Tax time is no fun for anyone. It’s not fun when you’re rich and it’s less fun when you’re broke. And as an artist, nothing could be less sexy. I’m hoping to make it slightly sexier today. Fingers crossed.
No matter how much money you’re making as an actor/waiter/temp/other, let’s reframe the way you think about tax time. It’s really easy to forget about it for most of the year, but you’re doing yourself a disservice by not keeping adequate records. I’m sure you’ve heard the old advice: As an actor, you are the CEO, CFO, Head Marketing Director, etc. for your business. I want you to treat it as such. As Steven Pressfield would say – It’s time to “Turn Pro”!

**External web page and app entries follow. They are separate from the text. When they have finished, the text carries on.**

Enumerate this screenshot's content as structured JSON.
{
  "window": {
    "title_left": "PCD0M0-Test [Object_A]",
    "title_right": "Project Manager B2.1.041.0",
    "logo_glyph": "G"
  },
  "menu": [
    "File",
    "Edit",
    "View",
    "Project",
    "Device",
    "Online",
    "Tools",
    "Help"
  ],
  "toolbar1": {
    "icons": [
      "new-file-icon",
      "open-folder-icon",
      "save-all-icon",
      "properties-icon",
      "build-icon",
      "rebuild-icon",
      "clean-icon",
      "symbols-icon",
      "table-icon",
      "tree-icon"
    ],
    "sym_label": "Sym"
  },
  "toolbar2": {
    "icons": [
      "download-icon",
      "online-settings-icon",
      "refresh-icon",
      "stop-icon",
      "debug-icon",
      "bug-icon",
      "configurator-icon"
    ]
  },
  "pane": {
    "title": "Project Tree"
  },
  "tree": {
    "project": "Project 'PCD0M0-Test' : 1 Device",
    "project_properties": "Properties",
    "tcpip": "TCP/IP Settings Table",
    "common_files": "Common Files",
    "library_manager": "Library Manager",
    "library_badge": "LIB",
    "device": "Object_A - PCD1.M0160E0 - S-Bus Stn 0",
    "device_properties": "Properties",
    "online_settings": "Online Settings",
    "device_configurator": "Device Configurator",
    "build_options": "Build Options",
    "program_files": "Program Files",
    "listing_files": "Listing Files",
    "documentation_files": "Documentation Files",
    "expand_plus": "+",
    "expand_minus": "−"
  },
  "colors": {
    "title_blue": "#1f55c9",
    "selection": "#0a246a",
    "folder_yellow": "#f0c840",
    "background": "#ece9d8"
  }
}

Log Your Income
Set up a spreadsheet in Google Drive. It’s free and you can access it from anywhere, so no excuses. If you don’t know how to set it up, click the gold bar below for access to a swipe file of my own spreadsheet!
When you receive a payment, make sure to log it like so:
It’s a pain in the booty, but you’ll be thankful when it comes time to do taxes and know exactly how much you made and how much commission you can deduct!
Keep Your Receipts
Keep the physical/e-receipts receipts for everything. I thought it was okay to just keep my bank statements. I was wrong. I don’t mean to be scary, but actors get audited up to five times more frequently than “regular” folk. And if that day comes, you will need the physical receipts to take the deductions. For e-receipts, you can create a folder in gmail or on your computer, or sending everything to Evernote.
Track your 1099 income
If you didn’t fill out a W-4 on set, or if it’s a non-union job, chances are that it’s 1099/independent contractor work. It may be super sexy to get that $10,000 check into your hands without pesky taxes taken out. But beware! Uncle Sam always gets his cut! Someone’s gonna come a-knockin’ for at least 30% of your 1099 income around tax time. Do yourself a favor and DON’T SPEND IT. Put that money away into another account.
If you anticipate earning a lot of 1099 income this year, I’d consider making quarterly tax payments of a couple hundred bucks each. Ew! Gross, I know. However, on April 15th when you’re already crying over shelling out that 30%, guess what’s going to happen! The IRS is gonna slap you with a “late payment fee” for all of the money they should have had throughout the year. And it will be far more expensive than the piddly 1% interest you earned in your savings account. Just bite the bullet and do it!
Also with a lot of 1099 income, I think it’s extra important to pony up the dough for an accountant that specializes in the performing arts. They can help you by applying deductions against the 1099 income and significantly reduce the amount you owe.
Understand Your Deductions
There are many rumors about what actors can deduct. I’ll quickly try to address some of those here.
1. Clothes/Hair/Makeup/Nails – You may only deduct these things if they were for a specific job. And, if push comes to shove, you need to be able to prove that it was required with a written note from the employer. For example – if you’re asked to have your nails done for a print job, that would count. Keep the receipt and write the job on the receipt. The criteria the IRS uses for clothing deductions is this: If it is suitable to wear on the street, it is not a deduction. So, your chicken suit for that KFC audition? 100% deductible!
2. Medical expenses/Car expenses – YES! Keep all receipts! And, as TERRIBLE as it is, track your mileage. Download a free app on your phone and just do it.
3. Meals – Any meal in which you discussed business (agents, scripts, classes) you may deduct. Make sure to write on the receipt who you met with and what you talked about.
4. Gifts for agents/managers/casting – You’re allowed $25 in gifts per person, per year. Keep your receipts and write it down.
5. Your gym membership/cell phone/cable – You may deduct a percentage of these. You’ll be asked to calculate how much you use your phone/cable for business. I usually deduct 75% for my phone and 50% for my cable.
6. Classes – YES! 100% Deductible. Woohoo!
There are many more deductions and situations than I’ve been able to list here, but these seem to be the ones that get argued about the most.
Hopefully, these quick n’ dirty tips help you out a little. Just remember to keep records as best you can and sock a little money away so that you’re not hurting when Uncle Sammy wants a slice.
****DISCLAIMER: I am not an attorney or a CPA. All info here is to the best of my knowledge from personal experience and you should call your accountant with any questions. If you find any info in this post to be in error or that laws have changed, kindly let me know at firstname.lastname@example.org and I will update the post. Thank you!****
****This post originally appeared on Msinthebiz.com****